The other day, I was reading about this thing called a light-field camera that claims to let people “shoot first and think later.” Essentially, the light-field camera by Lytro allows photographers to take a photo on the fly and adjust its focus after the picture has been taken. The technology that Lytro has introduced not only allows us to capture specific memories in time but also lets us change and distort how they truly were. Reality and technology have fused together in such a way that our concept of memories and feelings are rarely free of outside technological influences. We immortalize a great meal with Instagram photos and even edit our experiences, like in the case of Lytro’s light-field camera.
As technology and the human experience blend more each day, does this mean that our memories will never be pure? Will technology dictate what we can and cannot remember, or will it simply enhance our memories even as we are experiencing them? Illustrator and creative digital pioneer Shilo Shiv Suleman believes that technology, even as it impacts every aspect of life, can be used to strengthen life’s beautiful moments.
Suleman was recently the focus of Cisco’s newest series of digital shorts titled “My Networked Life.” Cisco’s digital web series takes individual looks at young artists and entrepreneurs as they build and create through networked technology.
In “My Networked Life” Suleman explains her career as a digital storyteller as being akin to “a digital gypsy.” Suleman’s blog, which blends images and narrative, was also discovered by the INK conferences, which lead to a TED Talk appearance. The emphasis of her TED Talk and “My Networked Life” episode was on her mobile application “Khoya.” The app blends story and imagery together in conjunction with technology in an attempt to explore how technology, reality and magic can all be synonymous.
I caught up with Suleman to talk about modern storytelling as well as preserving memories with and without new technologies.
In your TED Talk and also in “My Networked Life,” you mention that you want to bring the concept of magic into technology. But at some point, hasn’t technology just become modern magic?
Shilo Shiv Suleman: Of course technology is modern magic. When we’re flying through the sky in planes, it’s much like magic carpets. We’re realizing magic with technology every second. But I feel what really is missing is the sense of wonder, of fantasy and childlike-ness that makes it less about the functionality and usability of technology and more about the magic. It’s this kind of obsession with functionality that I try and stay away from. While most people see an iPad as a great thing to watch movies on, or make lists, or create calenders and check mail, I see a device that’s really revolutionizing the way we tell stories.
Your idea of blending images and story — did you take any inspiration from classic comic books and the digital comics that Marvel and DC just began rolling out for the iPad?
Suleman: Well, this is something I’m juggling at the moment, actually.

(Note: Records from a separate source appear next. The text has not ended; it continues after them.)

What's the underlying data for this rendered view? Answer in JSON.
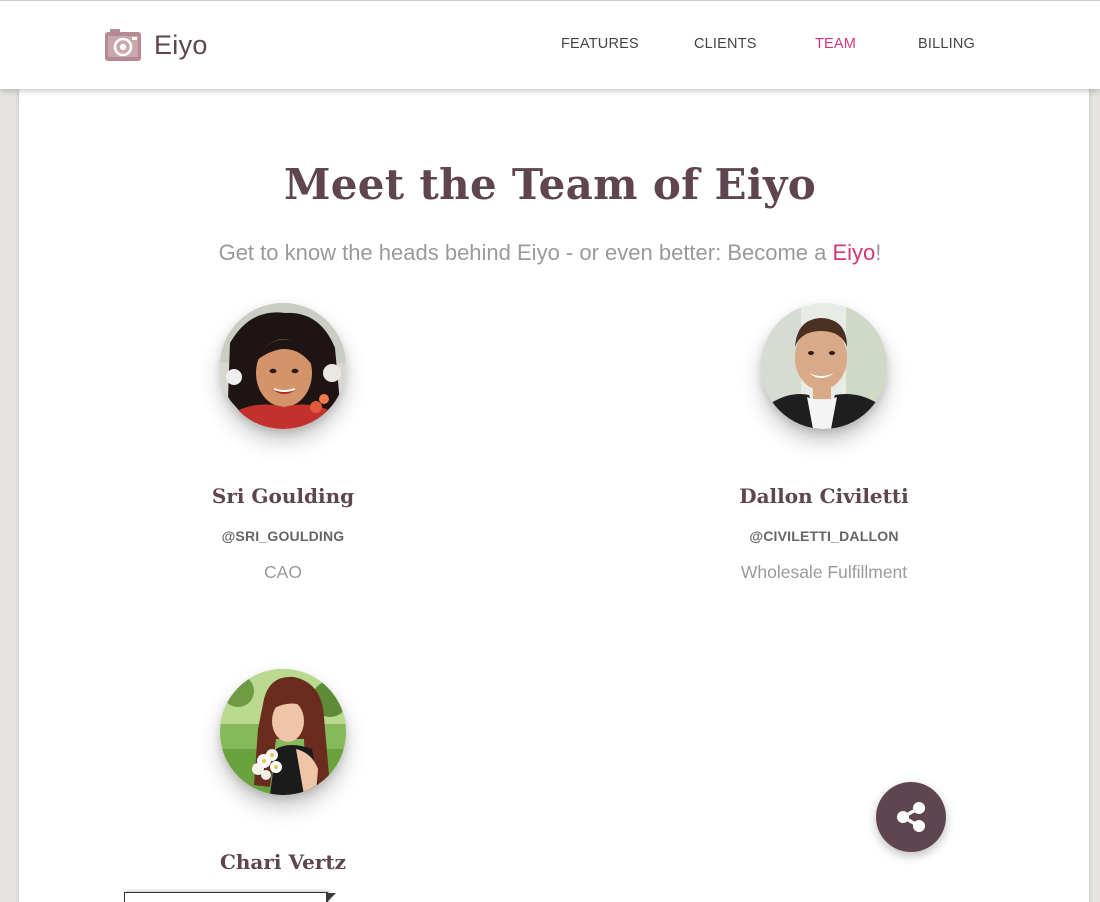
{
  "brand": {
    "name": "Eiyo",
    "logo_icon": "camera-icon"
  },
  "nav": {
    "items": [
      {
        "label": "FEATURES",
        "active": false
      },
      {
        "label": "CLIENTS",
        "active": false
      },
      {
        "label": "TEAM",
        "active": true
      },
      {
        "label": "BILLING",
        "active": false
      }
    ]
  },
  "team": {
    "title": "Meet the Team of Eiyo",
    "subtitle_prefix": "Get to know the heads behind Eiyo - or even better: Become a ",
    "subtitle_link": "Eiyo",
    "subtitle_suffix": "!",
    "members": [
      {
        "name": "Sri Goulding",
        "handle": "@SRI_GOULDING",
        "role": "CAO"
      },
      {
        "name": "Dallon Civiletti",
        "handle": "@CIVILETTI_DALLON",
        "role": "Wholesale Fulfillment"
      },
      {
        "name": "Chari Vertz"
      }
    ]
  },
  "fab": {
    "icon": "share-icon"
  },
  "colors": {
    "brand": "#5e4550",
    "accent": "#d6357a",
    "muted_text": "#9a9a9a",
    "page_bg": "#e6e4e0"
  }
}
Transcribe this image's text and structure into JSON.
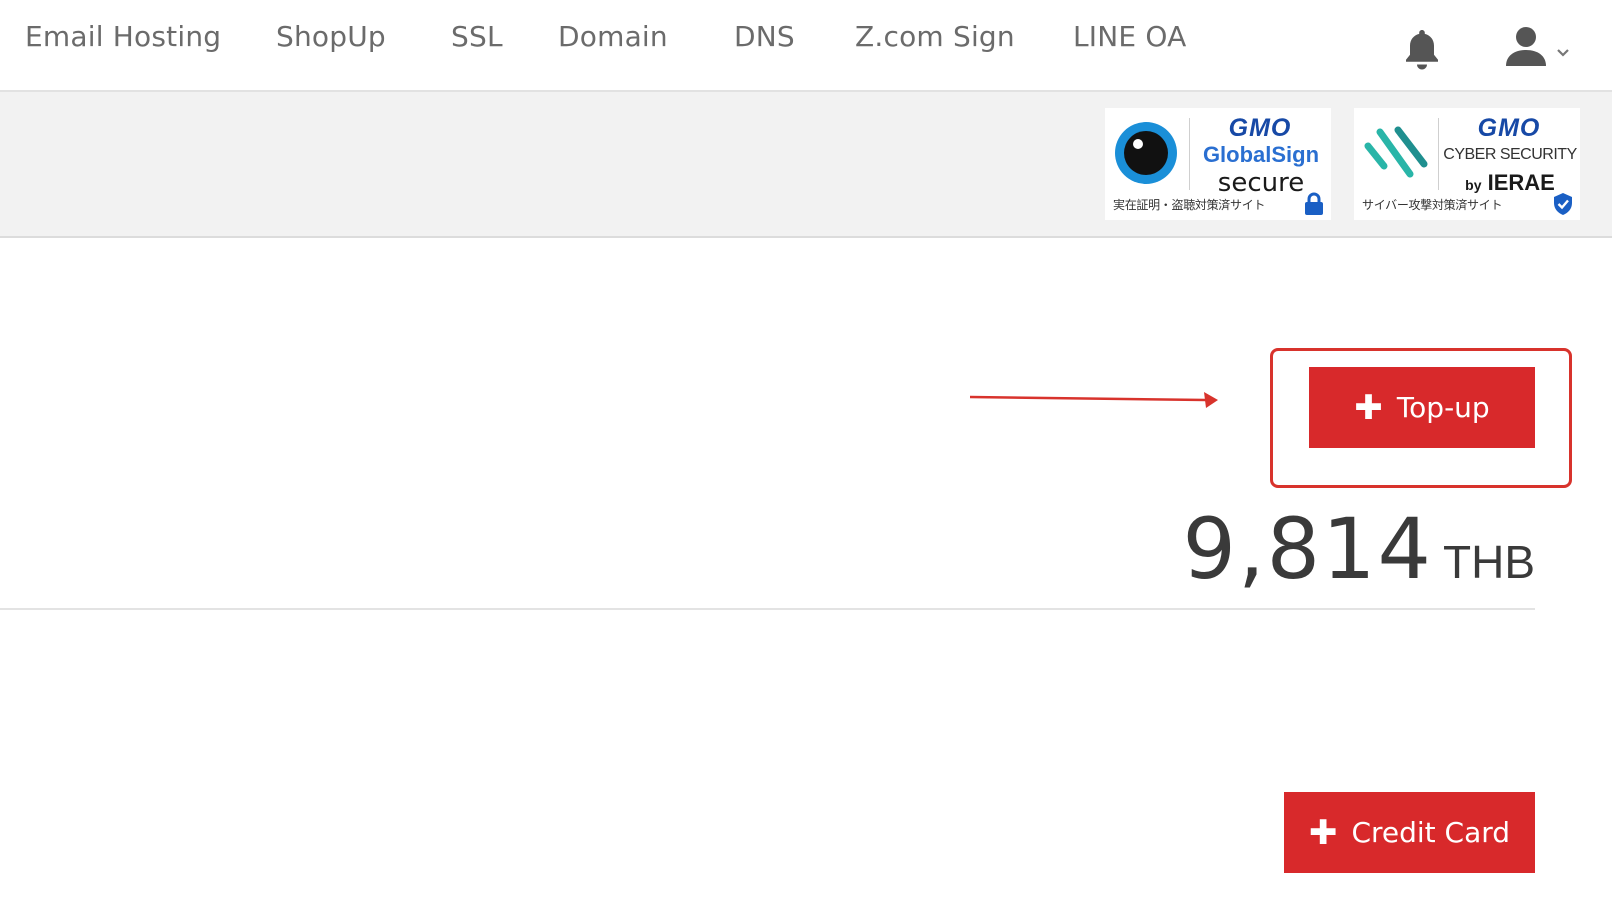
{
  "nav": {
    "items": [
      {
        "label": "Email Hosting"
      },
      {
        "label": "ShopUp"
      },
      {
        "label": "SSL"
      },
      {
        "label": "Domain"
      },
      {
        "label": "DNS"
      },
      {
        "label": "Z.com Sign"
      },
      {
        "label": "LINE OA"
      }
    ],
    "notification_icon": "bell-icon",
    "user_icon": "user-icon",
    "user_menu_icon": "chevron-down-icon"
  },
  "seals": {
    "globalsign": {
      "brand": "GMO",
      "line2": "GlobalSign",
      "line3": "secure",
      "caption": "実在証明・盗聴対策済サイト",
      "icon": "lock-icon"
    },
    "cyber": {
      "brand": "GMO",
      "line2": "CYBER SECURITY",
      "by": "by",
      "line3": "IERAE",
      "caption": "サイバー攻撃対策済サイト",
      "icon": "shield-check-icon"
    }
  },
  "wallet": {
    "topup_label": "Top-up",
    "amount": "9,814",
    "currency": "THB",
    "credit_card_label": "Credit Card"
  },
  "colors": {
    "accent_red": "#d8292b",
    "annotation_red": "#d8332c",
    "brand_blue": "#1749a6"
  }
}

With the current version of Khoya, it’s a lot of text, it’s a lot of imagery, it’s a lot of interaction, it’s a lot of animated screens. The balance of interaction-sound-video-text-illustration and user interface is pretty tricky, and with each children’s book out in the market I see people trying different things. With Moonbot’s books, for example, I see them bringing their Pixar background to create essentially interactive movies. With us — we do want kids to get back to reading too, so we’ve maintained a lot of text. But no, I haven’t actually seen the Marvel and DC iPad versions. With the next book of Khoya though, we’re experimenting with episodic smaller books (more comic book style) rather than a big chunk of a book at once. It’s all a big experiment though, so lets see how it works.
Much of your art is a surreal style, yet technology is so grounded in reality and hard cold truths with little room for interpretation. How do you blend these two things that are so different?
Suleman: When I was in Paris, I bought French lace and hot chocolate. In London, I bought crochet and flowers for my hair and hipster glasses. In India, I buy spices and embroidery and silks. In Berlin, I found big industrial boots and heavy jackets. Our markets have always had things that have been so unique and so beautiful. But somehow, this hasn’t translated to the digital realm at all. Why are our digital markets so plain? So that’s also what I’m trying to play with: being a crafts person, an artisan in a digital world, and bringing a bit of a cultural, handmade thing to the digital world. I don’t think it’s hard either. I think it just needs a bit of a mind-shift away from what we expect to see on digital spaces.
In “My Networked Life,” you mention that digital networks are making education more available. Do you also believe that being connected to literally everything may also steal some mystery and wonder from the world?
Suleman: I think it’s something we’re all learning. Families and technology, travel and technology, moments and technology. It brings people all over the world together and keeps relationships alive and creates new relationships but also has the danger of taking away from one-on-one time with our families, It has the danger of making us people who are constantly distracted.